Directions for this task: Set down the data below exactly; pictures stay out.

(Given data begins)

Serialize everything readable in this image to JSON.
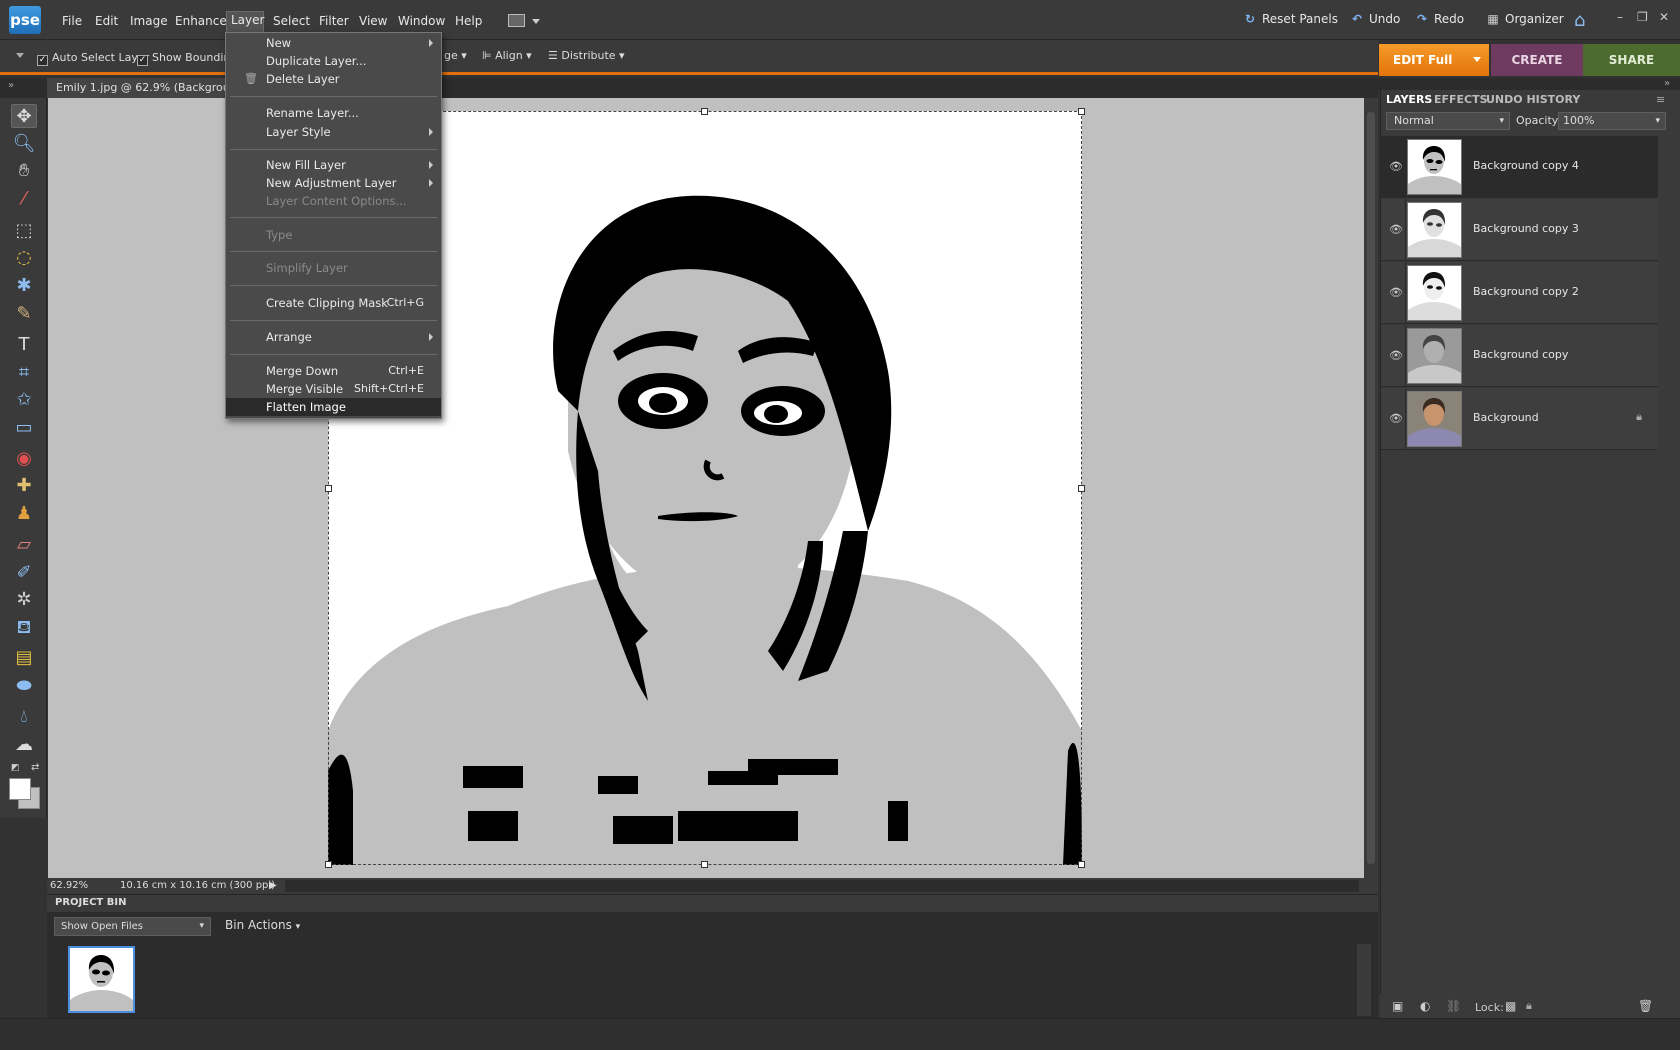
{
  "app": {
    "logo_text": "pse"
  },
  "menubar": {
    "items": [
      "File",
      "Edit",
      "Image",
      "Enhance",
      "Layer",
      "Select",
      "Filter",
      "View",
      "Window",
      "Help"
    ],
    "active": "Layer"
  },
  "top_actions": {
    "reset_panels": "Reset Panels",
    "undo": "Undo",
    "redo": "Redo",
    "organizer": "Organizer"
  },
  "options_bar": {
    "auto_select_layer": "Auto Select Layer",
    "show_bounding": "Show Bounding",
    "arrange_partial": "ge",
    "align": "Align",
    "distribute": "Distribute"
  },
  "mode_tabs": {
    "edit": "EDIT Full",
    "create": "CREATE",
    "share": "SHARE"
  },
  "document": {
    "tab_title": "Emily 1.jpg @ 62.9% (Background copy",
    "zoom": "62.92%",
    "doc_size": "10.16 cm x 10.16 cm (300 ppi)"
  },
  "layer_menu": {
    "items": [
      {
        "label": "New",
        "submenu": true
      },
      {
        "label": "Duplicate Layer..."
      },
      {
        "label": "Delete Layer",
        "icon": "trash-icon"
      },
      {
        "label": "Rename Layer..."
      },
      {
        "label": "Layer Style",
        "submenu": true
      },
      {
        "label": "New Fill Layer",
        "submenu": true
      },
      {
        "label": "New Adjustment Layer",
        "submenu": true
      },
      {
        "label": "Layer Content Options...",
        "disabled": true
      },
      {
        "label": "Type",
        "disabled": true
      },
      {
        "label": "Simplify Layer",
        "disabled": true
      },
      {
        "label": "Create Clipping Mask",
        "shortcut": "Ctrl+G"
      },
      {
        "label": "Arrange",
        "submenu": true
      },
      {
        "label": "Merge Down",
        "shortcut": "Ctrl+E"
      },
      {
        "label": "Merge Visible",
        "shortcut": "Shift+Ctrl+E"
      },
      {
        "label": "Flatten Image",
        "highlighted": true
      }
    ]
  },
  "project_bin": {
    "title": "PROJECT BIN",
    "show_select": "Show Open Files",
    "bin_actions": "Bin Actions"
  },
  "layers_panel": {
    "tabs": [
      "LAYERS",
      "EFFECTS",
      "UNDO HISTORY"
    ],
    "active_tab": "LAYERS",
    "blend_mode": "Normal",
    "opacity_label": "Opacity:",
    "opacity_value": "100%",
    "layers": [
      {
        "name": "Background copy 4",
        "selected": true
      },
      {
        "name": "Background copy 3"
      },
      {
        "name": "Background copy 2"
      },
      {
        "name": "Background copy"
      },
      {
        "name": "Background",
        "locked": true
      }
    ],
    "lock_label": "Lock:"
  },
  "colors": {
    "accent_edit": "#e27409",
    "create": "#6e3a5f",
    "share": "#4b6b2f",
    "canvas_gray": "#c0c0c0",
    "foreground": "#ffffff",
    "background": "#c0c0c0"
  }
}
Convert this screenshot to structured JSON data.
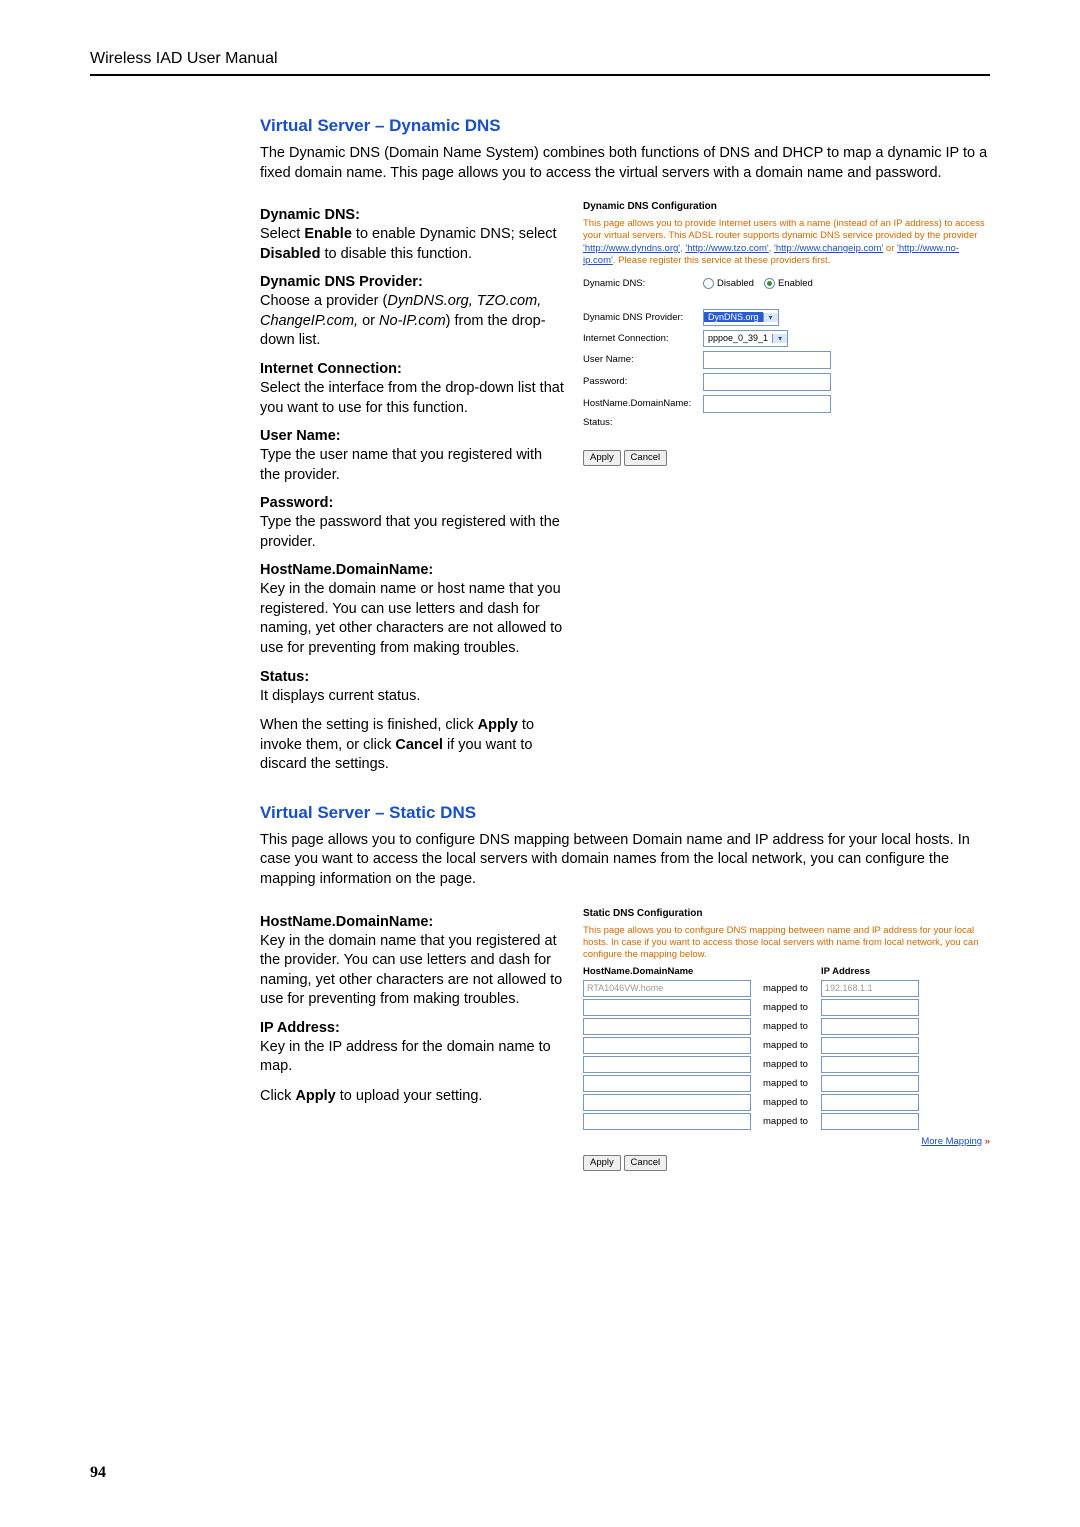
{
  "header": "Wireless IAD User Manual",
  "page_number": "94",
  "section1": {
    "title": "Virtual Server – Dynamic DNS",
    "intro": "The Dynamic DNS (Domain Name System) combines both functions of DNS and DHCP to map a dynamic IP to a fixed domain name. This page allows you to access the virtual servers with a domain name and password.",
    "fields": {
      "dyndns_label": "Dynamic DNS:",
      "dyndns_desc_pre": "Select ",
      "dyndns_desc_enable": "Enable",
      "dyndns_desc_mid": " to enable Dynamic DNS; select ",
      "dyndns_desc_disabled": "Disabled",
      "dyndns_desc_post": " to disable this function.",
      "provider_label": "Dynamic DNS Provider:",
      "provider_desc_pre": "Choose a provider (",
      "provider_desc_italic": "DynDNS.org, TZO.com, ChangeIP.com,",
      "provider_desc_or": " or ",
      "provider_desc_italic2": "No-IP.com",
      "provider_desc_post": ") from the drop-down list.",
      "internet_label": "Internet Connection:",
      "internet_desc": "Select the interface from the drop-down list that you want to use for this function.",
      "user_label": "User Name:",
      "user_desc": "Type the user name that you registered with the provider.",
      "pass_label": "Password:",
      "pass_desc": "Type the password that you registered with the provider.",
      "host_label": "HostName.DomainName:",
      "host_desc": "Key in the domain name or host name that you registered. You can use letters and dash for naming, yet other characters are not allowed to use for preventing from making troubles.",
      "status_label": "Status:",
      "status_desc": "It displays current status.",
      "closing_pre": "When the setting is finished, click ",
      "closing_apply": "Apply",
      "closing_mid": " to invoke them, or click ",
      "closing_cancel": "Cancel",
      "closing_post": " if you want to discard the settings."
    },
    "panel": {
      "title": "Dynamic DNS Configuration",
      "desc1": "This page allows you to provide Internet users with a name (instead of an IP address) to access your virtual servers. This ADSL router supports dynamic DNS service provided by the provider ",
      "link1": "'http://www.dyndns.org'",
      "comma1": ", ",
      "link2": "'http://www.tzo.com'",
      "comma2": ", ",
      "link3": "'http://www.changeip.com'",
      "or": " or ",
      "link4": "'http://www.no-ip.com'",
      "desc2": ". Please register this service at these providers first.",
      "row_dyndns": "Dynamic DNS:",
      "radio_disabled": "Disabled",
      "radio_enabled": "Enabled",
      "row_provider": "Dynamic DNS Provider:",
      "provider_value": "DynDNS.org",
      "row_internet": "Internet Connection:",
      "internet_value": "pppoe_0_39_1",
      "row_user": "User Name:",
      "row_pass": "Password:",
      "row_host": "HostName.DomainName:",
      "row_status": "Status:",
      "apply": "Apply",
      "cancel": "Cancel"
    }
  },
  "section2": {
    "title": "Virtual Server – Static DNS",
    "intro": "This page allows you to configure DNS mapping between Domain name and IP address for your local hosts. In case you want to access the local servers with domain names from the local network, you can configure the mapping information on the page.",
    "fields": {
      "host_label": "HostName.DomainName:",
      "host_desc": "Key in the domain name that you registered at the provider. You can use letters and dash for naming, yet other characters are not allowed to use for preventing from making troubles.",
      "ip_label": "IP Address:",
      "ip_desc": "Key in the IP address for the domain name to map.",
      "closing_pre": "Click ",
      "closing_apply": "Apply",
      "closing_post": " to upload your setting."
    },
    "panel": {
      "title": "Static DNS Configuration",
      "desc": "This page allows you to configure DNS mapping between name and IP address for your local hosts. In case if you want to access those local servers with name from local network, you can configure the mapping below.",
      "col_host": "HostName.DomainName",
      "col_ip": "IP Address",
      "mapped_to": "mapped to",
      "row0_host": "RTA1046VW.home",
      "row0_ip": "192.168.1.1",
      "more_mapping": "More Mapping",
      "apply": "Apply",
      "cancel": "Cancel"
    }
  }
}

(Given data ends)

Answer:
Serialize everything readable in this image to JSON.
{
  "app": {
    "logo_text": "pse"
  },
  "menubar": {
    "items": [
      "File",
      "Edit",
      "Image",
      "Enhance",
      "Layer",
      "Select",
      "Filter",
      "View",
      "Window",
      "Help"
    ],
    "active": "Layer"
  },
  "top_actions": {
    "reset_panels": "Reset Panels",
    "undo": "Undo",
    "redo": "Redo",
    "organizer": "Organizer"
  },
  "options_bar": {
    "auto_select_layer": "Auto Select Layer",
    "show_bounding": "Show Bounding",
    "arrange_partial": "ge",
    "align": "Align",
    "distribute": "Distribute"
  },
  "mode_tabs": {
    "edit": "EDIT Full",
    "create": "CREATE",
    "share": "SHARE"
  },
  "document": {
    "tab_title": "Emily 1.jpg @ 62.9% (Background copy",
    "zoom": "62.92%",
    "doc_size": "10.16 cm x 10.16 cm (300 ppi)"
  },
  "layer_menu": {
    "items": [
      {
        "label": "New",
        "submenu": true
      },
      {
        "label": "Duplicate Layer..."
      },
      {
        "label": "Delete Layer",
        "icon": "trash-icon"
      },
      {
        "label": "Rename Layer..."
      },
      {
        "label": "Layer Style",
        "submenu": true
      },
      {
        "label": "New Fill Layer",
        "submenu": true
      },
      {
        "label": "New Adjustment Layer",
        "submenu": true
      },
      {
        "label": "Layer Content Options...",
        "disabled": true
      },
      {
        "label": "Type",
        "disabled": true
      },
      {
        "label": "Simplify Layer",
        "disabled": true
      },
      {
        "label": "Create Clipping Mask",
        "shortcut": "Ctrl+G"
      },
      {
        "label": "Arrange",
        "submenu": true
      },
      {
        "label": "Merge Down",
        "shortcut": "Ctrl+E"
      },
      {
        "label": "Merge Visible",
        "shortcut": "Shift+Ctrl+E"
      },
      {
        "label": "Flatten Image",
        "highlighted": true
      }
    ]
  },
  "project_bin": {
    "title": "PROJECT BIN",
    "show_select": "Show Open Files",
    "bin_actions": "Bin Actions"
  },
  "layers_panel": {
    "tabs": [
      "LAYERS",
      "EFFECTS",
      "UNDO HISTORY"
    ],
    "active_tab": "LAYERS",
    "blend_mode": "Normal",
    "opacity_label": "Opacity:",
    "opacity_value": "100%",
    "layers": [
      {
        "name": "Background copy 4",
        "selected": true
      },
      {
        "name": "Background copy 3"
      },
      {
        "name": "Background copy 2"
      },
      {
        "name": "Background copy"
      },
      {
        "name": "Background",
        "locked": true
      }
    ],
    "lock_label": "Lock:"
  },
  "colors": {
    "accent_edit": "#e27409",
    "create": "#6e3a5f",
    "share": "#4b6b2f",
    "canvas_gray": "#c0c0c0",
    "foreground": "#ffffff",
    "background": "#c0c0c0"
  }
}
Convert this screenshot to structured JSON data.
{
  "header": "Wireless IAD User Manual",
  "page_number": "94",
  "section1": {
    "title": "Virtual Server – Dynamic DNS",
    "intro": "The Dynamic DNS (Domain Name System) combines both functions of DNS and DHCP to map a dynamic IP to a fixed domain name. This page allows you to access the virtual servers with a domain name and password.",
    "fields": {
      "dyndns_label": "Dynamic DNS:",
      "dyndns_desc_pre": "Select ",
      "dyndns_desc_enable": "Enable",
      "dyndns_desc_mid": " to enable Dynamic DNS; select ",
      "dyndns_desc_disabled": "Disabled",
      "dyndns_desc_post": " to disable this function.",
      "provider_label": "Dynamic DNS Provider:",
      "provider_desc_pre": "Choose a provider (",
      "provider_desc_italic": "DynDNS.org, TZO.com, ChangeIP.com,",
      "provider_desc_or": " or ",
      "provider_desc_italic2": "No-IP.com",
      "provider_desc_post": ") from the drop-down list.",
      "internet_label": "Internet Connection:",
      "internet_desc": "Select the interface from the drop-down list that you want to use for this function.",
      "user_label": "User Name:",
      "user_desc": "Type the user name that you registered with the provider.",
      "pass_label": "Password:",
      "pass_desc": "Type the password that you registered with the provider.",
      "host_label": "HostName.DomainName:",
      "host_desc": "Key in the domain name or host name that you registered. You can use letters and dash for naming, yet other characters are not allowed to use for preventing from making troubles.",
      "status_label": "Status:",
      "status_desc": "It displays current status.",
      "closing_pre": "When the setting is finished, click ",
      "closing_apply": "Apply",
      "closing_mid": " to invoke them, or click ",
      "closing_cancel": "Cancel",
      "closing_post": " if you want to discard the settings."
    },
    "panel": {
      "title": "Dynamic DNS Configuration",
      "desc1": "This page allows you to provide Internet users with a name (instead of an IP address) to access your virtual servers. This ADSL router supports dynamic DNS service provided by the provider ",
      "link1": "'http://www.dyndns.org'",
      "comma1": ", ",
      "link2": "'http://www.tzo.com'",
      "comma2": ", ",
      "link3": "'http://www.changeip.com'",
      "or": " or ",
      "link4": "'http://www.no-ip.com'",
      "desc2": ". Please register this service at these providers first.",
      "row_dyndns": "Dynamic DNS:",
      "radio_disabled": "Disabled",
      "radio_enabled": "Enabled",
      "row_provider": "Dynamic DNS Provider:",
      "provider_value": "DynDNS.org",
      "row_internet": "Internet Connection:",
      "internet_value": "pppoe_0_39_1",
      "row_user": "User Name:",
      "row_pass": "Password:",
      "row_host": "HostName.DomainName:",
      "row_status": "Status:",
      "apply": "Apply",
      "cancel": "Cancel"
    }
  },
  "section2": {
    "title": "Virtual Server – Static DNS",
    "intro": "This page allows you to configure DNS mapping between Domain name and IP address for your local hosts. In case you want to access the local servers with domain names from the local network, you can configure the mapping information on the page.",
    "fields": {
      "host_label": "HostName.DomainName:",
      "host_desc": "Key in the domain name that you registered at the provider. You can use letters and dash for naming, yet other characters are not allowed to use for preventing from making troubles.",
      "ip_label": "IP Address:",
      "ip_desc": "Key in the IP address for the domain name to map.",
      "closing_pre": "Click ",
      "closing_apply": "Apply",
      "closing_post": " to upload your setting."
    },
    "panel": {
      "title": "Static DNS Configuration",
      "desc": "This page allows you to configure DNS mapping between name and IP address for your local hosts. In case if you want to access those local servers with name from local network, you can configure the mapping below.",
      "col_host": "HostName.DomainName",
      "col_ip": "IP Address",
      "mapped_to": "mapped to",
      "row0_host": "RTA1046VW.home",
      "row0_ip": "192.168.1.1",
      "more_mapping": "More Mapping",
      "apply": "Apply",
      "cancel": "Cancel"
    }
  }
}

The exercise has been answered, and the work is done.